How highly successful O.D.s approach practice differently than you
GARY GERBER, O.D.
You're a solo doctor with three full-time staff members. Your office is 1,000 square feet. You derive 30% of your income from professional fees and 70% from materials. You participate in about five managed care plans and derive about 50% of your gross revenue from these plans. Your practice nets about 30% of gross sales. In 2001 you spent about $5,000 on new technology for your practice. At the end of last year, your gross income was $400,000 and you wondered why you worked so hard but had so little to show for it.
Does this scenario sound familiar? It might, because those
statistics represent a typical middle-of-the-bell-curve optometry practice.
ILLUSTRATION BY NANCY
Milton Hershey's father told him, "Whatever you do, do it in a big way." Hershey's debut into the candy business was a small shop in Philadelphia, which failed after 6 years. After heeding his father's advice and thinking not like a small candy shop, but like a global food manufacturer, his world-famous chocolate empire was born.
My words of advice to you are similar to what Hershey heard from his father: "Whatever you do, do it in a different way."
Don't think like an optometrist
Many U.S. practices are thriving on the positive side of the bell curve. They accept little managed care, have large physical plants, large staffs and principals who work only a few days per week. Yet these practices often net 10 times the national average! How do they work so little and make so much? What do they know that you don't? Nothing.
They graduated from the same schools as you, and they see the same kinds of patients. Their secret is simple and not encased in technological bells and whistles or in ultra-modern furnishings. Their "secret" is that they don't think like middle-of-the-bell-curve O.D.s -- or like optometrists at all. They think on the fringes, they practice on the fringes -- they ARE on the fringes.
Individuality is key
The most successful practices I've consulted for have all had that same element in common -- be it a unique service or product mix, or technology that's not available elsewhere. It's their view of the possibilities of the profession that put them on the positive edge of the financial fringes.
Not afraid to take risks, they do so after calculating what happens if they don't take them. They don't just push the optometric envelope -- they continually burst it open and redefine it for the rest of us. These forward-thinking doctors learn from other businesspeople -- not just from O.D.s.

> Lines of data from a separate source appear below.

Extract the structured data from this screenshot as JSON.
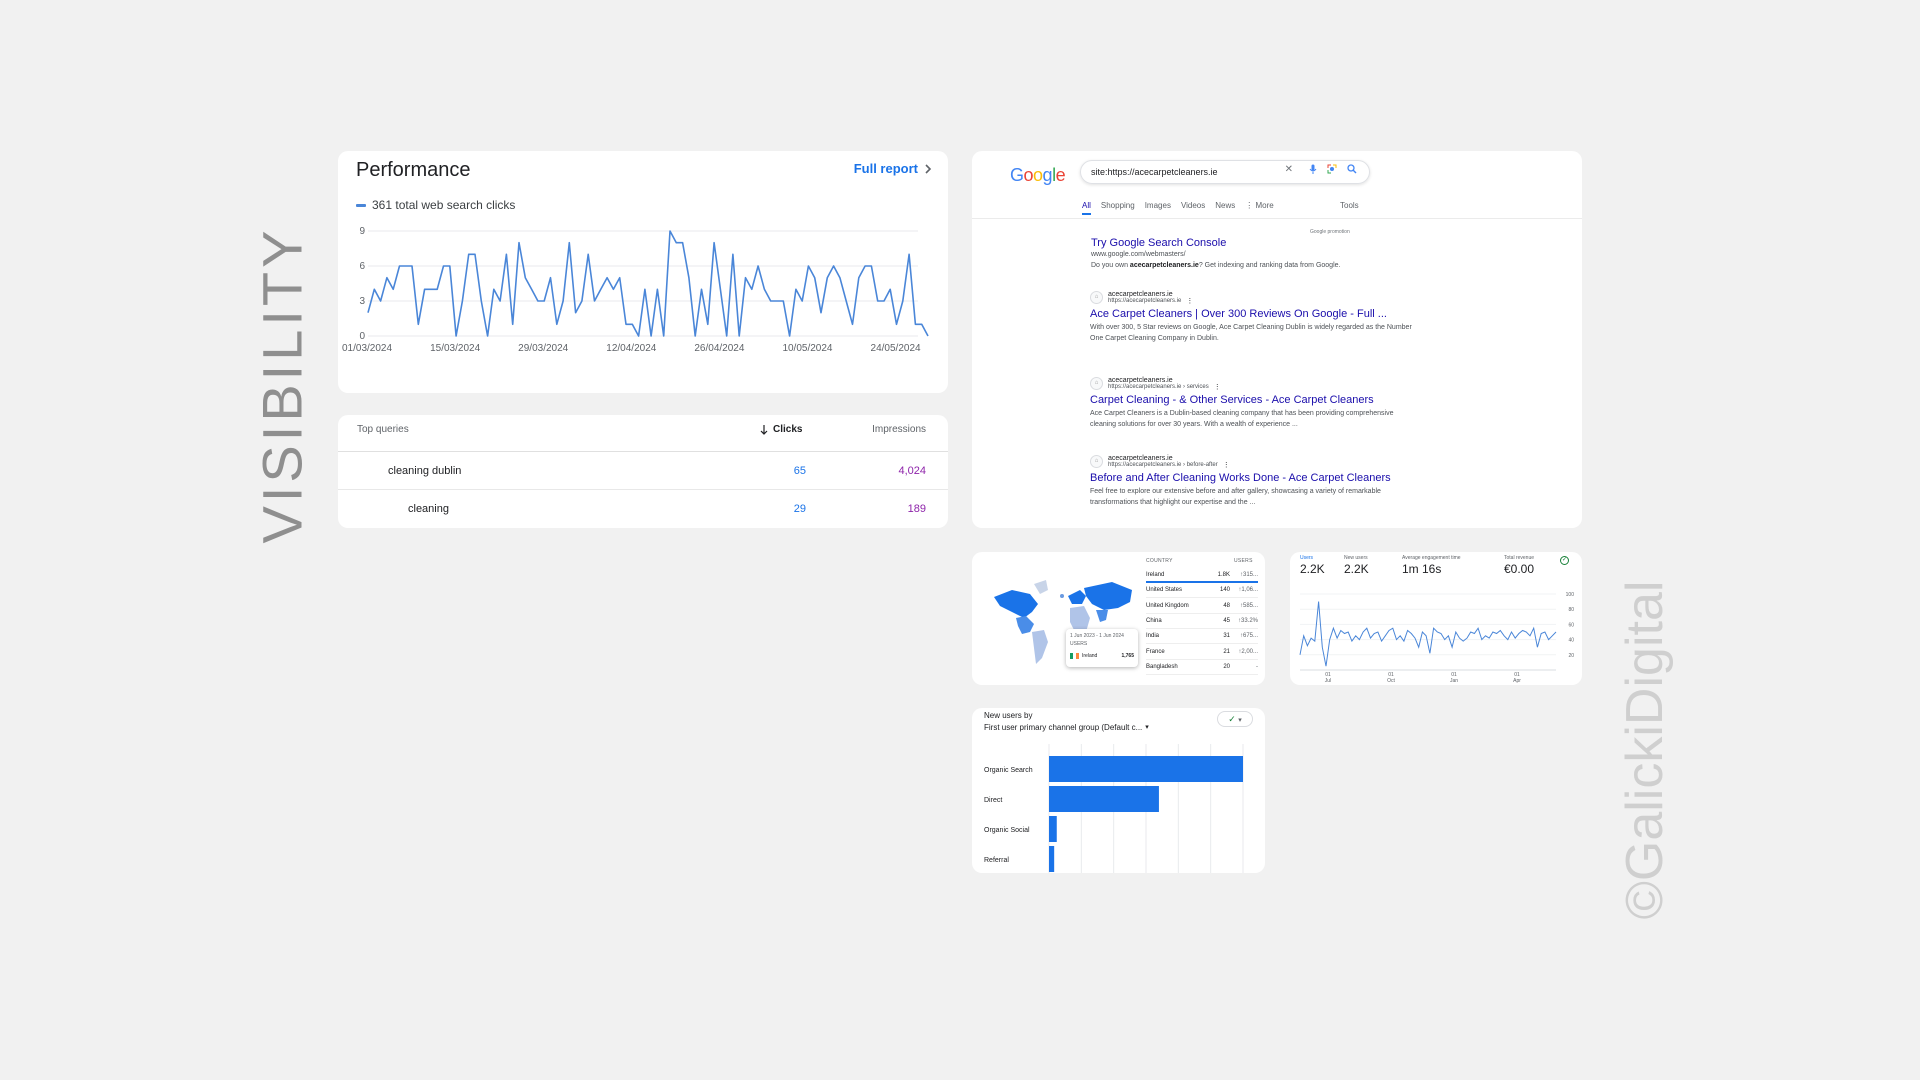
{
  "side_title": "VISIBILITY",
  "watermark": "©GalickiDigital",
  "performance": {
    "title": "Performance",
    "full_report": "Full report",
    "legend": "361 total web search clicks",
    "chart_data": {
      "type": "line",
      "series": [
        {
          "name": "361 total web search clicks",
          "color": "#4a86d8",
          "values": [
            2,
            4,
            3,
            5,
            4,
            6,
            6,
            6,
            1,
            4,
            4,
            4,
            6,
            6,
            0,
            3,
            7,
            7,
            3,
            0,
            4,
            3,
            7,
            1,
            8,
            5,
            4,
            3,
            3,
            5,
            1,
            3,
            8,
            2,
            3,
            7,
            3,
            4,
            5,
            4,
            5,
            1,
            1,
            0,
            4,
            0,
            4,
            0,
            9,
            8,
            8,
            5,
            0,
            4,
            1,
            8,
            4,
            0,
            7,
            0,
            5,
            4,
            6,
            4,
            3,
            3,
            3,
            0,
            4,
            3,
            6,
            5,
            2,
            5,
            6,
            5,
            3,
            1,
            5,
            6,
            6,
            3,
            3,
            4,
            1,
            3,
            7,
            1,
            1,
            0
          ]
        }
      ],
      "x_start": "01/03/2024",
      "x_tick_labels": [
        "01/03/2024",
        "15/03/2024",
        "29/03/2024",
        "12/04/2024",
        "26/04/2024",
        "10/05/2024",
        "24/05/2024"
      ],
      "y_ticks": [
        "0",
        "3",
        "6",
        "9"
      ],
      "ylim": [
        0,
        9
      ],
      "grid": true
    }
  },
  "queries": {
    "header_query": "Top queries",
    "header_clicks": "Clicks",
    "header_impressions": "Impressions",
    "rows": [
      {
        "query": "cleaning dublin",
        "clicks": "65",
        "impressions": "4,024"
      },
      {
        "query": "cleaning",
        "clicks": "29",
        "impressions": "189"
      }
    ]
  },
  "google": {
    "logo": "Google",
    "query": "site:https://acecarpetcleaners.ie",
    "tabs": [
      "All",
      "Shopping",
      "Images",
      "Videos",
      "News",
      "More"
    ],
    "tools": "Tools",
    "promo_label": "Google promotion",
    "promo": {
      "title": "Try Google Search Console",
      "url": "www.google.com/webmasters/",
      "snippet_pre": "Do you own ",
      "snippet_bold": "acecarpetcleaners.ie",
      "snippet_post": "? Get indexing and ranking data from Google."
    },
    "results": [
      {
        "site": "acecarpetcleaners.ie",
        "url": "https://acecarpetcleaners.ie",
        "title": "Ace Carpet Cleaners | Over 300 Reviews On Google - Full ...",
        "snippet": "With over 300, 5 Star reviews on Google, Ace Carpet Cleaning Dublin is widely regarded as the Number One Carpet Cleaning Company in Dublin."
      },
      {
        "site": "acecarpetcleaners.ie",
        "url": "https://acecarpetcleaners.ie › services",
        "title": "Carpet Cleaning - & Other Services - Ace Carpet Cleaners",
        "snippet": "Ace Carpet Cleaners is a Dublin-based cleaning company that has been providing comprehensive cleaning solutions for over 30 years. With a wealth of experience ..."
      },
      {
        "site": "acecarpetcleaners.ie",
        "url": "https://acecarpetcleaners.ie › before-after",
        "title": "Before and After Cleaning Works Done - Ace Carpet Cleaners",
        "snippet": "Feel free to explore our extensive before and after gallery, showcasing a variety of remarkable transformations that highlight our expertise and the ..."
      }
    ]
  },
  "countries": {
    "header_country": "COUNTRY",
    "header_users": "USERS",
    "rows": [
      {
        "name": "Ireland",
        "users": "1.8K",
        "pct": "↑315..."
      },
      {
        "name": "United States",
        "users": "140",
        "pct": "↑1,06..."
      },
      {
        "name": "United Kingdom",
        "users": "48",
        "pct": "↑585..."
      },
      {
        "name": "China",
        "users": "45",
        "pct": "↑33.2%"
      },
      {
        "name": "India",
        "users": "31",
        "pct": "↑675..."
      },
      {
        "name": "France",
        "users": "21",
        "pct": "↑2,00..."
      },
      {
        "name": "Bangladesh",
        "users": "20",
        "pct": "-"
      }
    ],
    "tooltip": {
      "date": "1 Jun 2023 - 1 Jun 2024",
      "label": "USERS",
      "country": "Ireland",
      "value": "1,765"
    }
  },
  "users_metrics": {
    "metrics": [
      {
        "label": "Users",
        "value": "2.2K"
      },
      {
        "label": "New users",
        "value": "2.2K"
      },
      {
        "label": "Average engagement time",
        "value": "1m 16s"
      },
      {
        "label": "Total revenue",
        "value": "€0.00"
      }
    ],
    "chart_data": {
      "type": "line",
      "series": [
        {
          "name": "Users",
          "color": "#4a86d8",
          "values": [
            20,
            45,
            32,
            42,
            38,
            90,
            30,
            5,
            40,
            55,
            42,
            52,
            48,
            50,
            38,
            45,
            40,
            50,
            55,
            42,
            48,
            50,
            38,
            45,
            52,
            55,
            40,
            45,
            38,
            52,
            48,
            42,
            30,
            50,
            45,
            22,
            55,
            50,
            48,
            40,
            45,
            30,
            50,
            42,
            38,
            42,
            50,
            48,
            55,
            40,
            45,
            42,
            50,
            48,
            52,
            45,
            40,
            50,
            42,
            48,
            52,
            50,
            45,
            55,
            30,
            48,
            50,
            40,
            45,
            50
          ]
        }
      ],
      "x_tick_labels": [
        "01 Jul",
        "01 Oct",
        "01 Jan",
        "01 Apr"
      ],
      "y_ticks": [
        "20",
        "40",
        "60",
        "80",
        "100"
      ],
      "ylim": [
        0,
        100
      ]
    }
  },
  "channels": {
    "title": "New users by",
    "subtitle": "First user primary channel group (Default c...",
    "chart_data": {
      "type": "bar",
      "categories": [
        "Organic Search",
        "Direct",
        "Organic Social",
        "Referral"
      ],
      "values": [
        1500,
        850,
        60,
        40
      ],
      "xlim": [
        0,
        1500
      ],
      "color": "#1a73e8"
    }
  }
}
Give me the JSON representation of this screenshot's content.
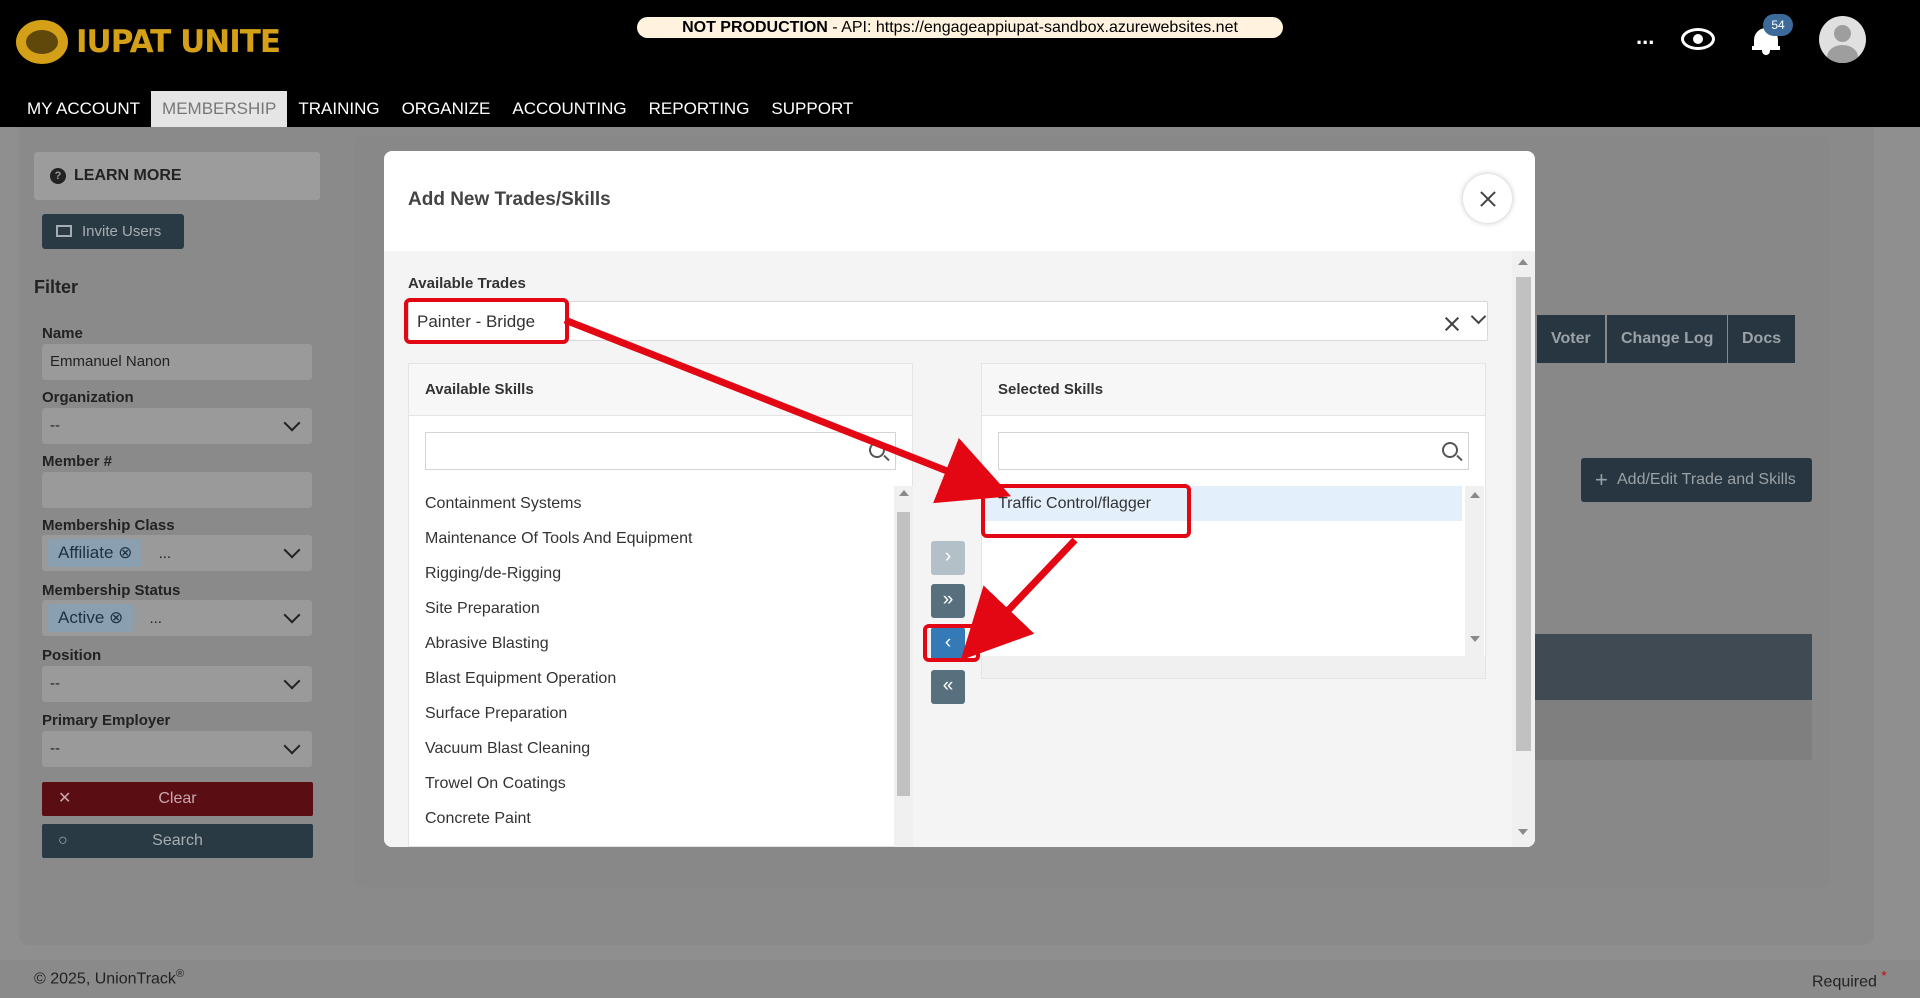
{
  "header": {
    "app_name": "IUPAT UNITE",
    "logo_small": "IUPAT",
    "env_label": "NOT PRODUCTION",
    "env_api": " - API: https://engageappiupat-sandbox.azurewebsites.net",
    "ellipsis": "...",
    "notification_count": "54"
  },
  "nav": {
    "items": [
      "MY ACCOUNT",
      "MEMBERSHIP",
      "TRAINING",
      "ORGANIZE",
      "ACCOUNTING",
      "REPORTING",
      "SUPPORT"
    ],
    "active": "MEMBERSHIP"
  },
  "sidebar": {
    "learn_more": "LEARN MORE",
    "invite_users": "Invite Users",
    "filter_title": "Filter",
    "name_label": "Name",
    "name_value": "Emmanuel Nanon",
    "organization_label": "Organization",
    "organization_value": "--",
    "member_label": "Member #",
    "member_value": "",
    "class_label": "Membership Class",
    "class_chip": "Affiliate",
    "class_more": "...",
    "status_label": "Membership Status",
    "status_chip": "Active",
    "status_more": "...",
    "position_label": "Position",
    "position_value": "--",
    "employer_label": "Primary Employer",
    "employer_value": "--",
    "clear_label": "Clear",
    "search_label": "Search"
  },
  "background": {
    "tabs": [
      "Voter",
      "Change Log",
      "Docs"
    ],
    "add_edit": "Add/Edit Trade and Skills"
  },
  "modal": {
    "title": "Add New Trades/Skills",
    "available_trades_label": "Available Trades",
    "selected_trade": "Painter - Bridge",
    "available_skills_title": "Available Skills",
    "available_skills_search": "",
    "available_skills": [
      "Containment Systems",
      "Maintenance Of Tools And Equipment",
      "Rigging/de-Rigging",
      "Site Preparation",
      "Abrasive Blasting",
      "Blast Equipment Operation",
      "Surface Preparation",
      "Vacuum Blast Cleaning",
      "Trowel On Coatings",
      "Concrete Paint"
    ],
    "selected_skills_title": "Selected Skills",
    "selected_skills_search": "",
    "selected_skills": [
      "Traffic Control/flagger"
    ],
    "move_buttons": {
      "move_right": "›",
      "move_all_right": "»",
      "move_left": "‹",
      "move_all_left": "«"
    }
  },
  "footer": {
    "copyright": "© 2025, UnionTrack",
    "trademark": "®",
    "required": "Required",
    "required_mark": "*"
  },
  "colors": {
    "annotation": "#e30613",
    "logo_gold": "#d4a017",
    "accent_blue": "#337ab7",
    "button_slate": "#58707e"
  }
}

What you can look forward to
What I hope to do in this column is not only bring you the tips, techniques and strategies that made these doctors successful, but also help you see their vision (no pun intended). There's nothing wrong with being a middle-of-the-bell-curve doctor -- unless that's not where you want to be. Prepare to be challenged about how you think about our profession and to have some of your core business beliefs shaken. That's how we learn -- by testing and challenging the norms instead of blindly accepting them.
Make more money with fewer patients? Work less and make more? Accept fewer managed care plans and net more? Stay tuned -- this and more like it to come!
DR. GERBER IS THE PRESIDENT OF THE POWER PRACTICE. HIS COMPANY'S MISSION IS TO MAKE OPTOMETRISTS MORE PROFITABLE. YOU CAN LEARN MORE AT
Optometric Management, Issue: January 2002